There are deer (at least five species), boars, bears, antelopes, beavers, otters, badgers, tiger-cats, marten, an inferior sable, striped squirrels, &c. Among birds there are black eagles, peregrines (largely used in hawking), and, specially protected by law, turkey bustards, three varieties of pheasants, swans, geese, common and spectacled teal, mallards, mandarin ducks white and pink ibis, cranes, storks, egrets, herons, curlews, pigeons, doves, nightjars, common and blue magpies, rooks, crows, orioles, halcyon and blue kingfishers, jays, nut-hatches, redstarts, snipe, grey shrikes, hawks, kites, &c. But, pending further observations, it is not possible to say which of the smaller birds actually breed in Korea and which only make it a halting-place in their annual migrations.
Wolves are numerous in the mountains; the heron, ibis, wild goose and snipe in the valley of the Wei.
The most important are eagles, kites, vultures, falcons, owls, horn-bills, cranes, pheasants (notably the argus, fire-back and peacock-pheasants), partridges, ravens, crows, parrots, pigeons, woodpeckers, doves, snipe, quail and swallows.
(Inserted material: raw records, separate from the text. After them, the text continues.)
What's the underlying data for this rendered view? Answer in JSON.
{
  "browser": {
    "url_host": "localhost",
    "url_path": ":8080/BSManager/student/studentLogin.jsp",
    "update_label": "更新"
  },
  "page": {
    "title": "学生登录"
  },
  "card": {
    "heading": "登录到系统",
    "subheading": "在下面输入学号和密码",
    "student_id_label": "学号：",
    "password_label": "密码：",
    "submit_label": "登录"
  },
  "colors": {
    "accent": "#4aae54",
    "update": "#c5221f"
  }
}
Wild game is plentiful; pheasants, partridges, snipe and water-fowl of many descriptions make the country a tempting field for the sportsman.
Characteristic types common to the whole country are the teal, snipe, golden plover and wagtail.
There are numerous species in these sheltered channels, inlets and sounds of geese, ducks, swans, cormorants, ibises, bitterns, red-beaks, curlew, snipe, plover and moorhens.
That, in point of fact, a fish lighter than the water could not hold its own if the water were in the least perturbed, and that a bird lighter than the air would be swept into space by even a moderate 1 According to Dr Crisp, the swallow, martin, snipe and many birds of passage have no air in their bones.
Great numbers of eagles, vultures, hawks, bustards and other birds of prey are met with; and partridges, duck, teal, guinea-fowl, sand-grouse, curlews, woodcock, snipe, pigeons, thrushes and swallows are very plentiful.
Other game birds include the francolin, quail, guineafowl, sand-grouse, snipe, wild duck, wild goose, widgeon, teal, plover and rail.
Among the birds of the island are the eagle, hawk, petrel, owl, finch, peewit, diamond bird, fire-tail, robin, emu-wren, crow, swallow, magpie, blackcap, goatsucker, quail, ground dove, parrot, lark, mountain thrush, cuckoo, wattlebird, whistling duck, honeybird, Cape Barren goose, penguin duck, waterhen, snipe, albatross and laughing jackass.
Innumerable snipe are killed in the Guadaiquivir valley and brought to the market of Seville.
The game birds include quail (Bob White), ruffed grouse and a few pinnated grouse (once very plentiful, then nearly exterminated, but now apparently reappearing under strict protection), and such water birds as the mallard duck, wood duck, blueand green-winged teals, Wilson's snipe, and greater and lesser yellow legs (snipe).
Waders and waterfowl are far less abundant, and those occurring are nearly all migratory forms which visit the peninsula of India - the only important exception being two kinds of solitary snipe and the red-billed curlew.
McQueenii, Gray); woodcock, snipe, pigeon, many kinds of goose, duck, &c. The flamingo comes up from the south as far north as the neighborhood of Teheran; the stork abounds.
Game birds consist of teal and wild duck, snipe, jungle fowl and peacock.
Snipe, plover, turnstones and other shore birds are abundant during xri.
Snipe (Gallinago coelestis) abound at certain seasons, in such numbers that one gun has been known to make a bag of one hundred brace in a day.
Snipe and various species of wild fowl are found in the marshes, and pelicans and storks abound along the banks of the Euphrates and Tigris.
Asia, has also at this season the Pin-tailed Snipe, E.
Its gesticulations at this time have been well described by Professor Collett in a communication 1 Hence in many languages the Snipe is known by names signifying "Flying Goat," "Heaven's Ram," as in Scotland by "Heatherbleater."
The third species of which any details can here be given is the Jack - 3 or Half-Snipe, S.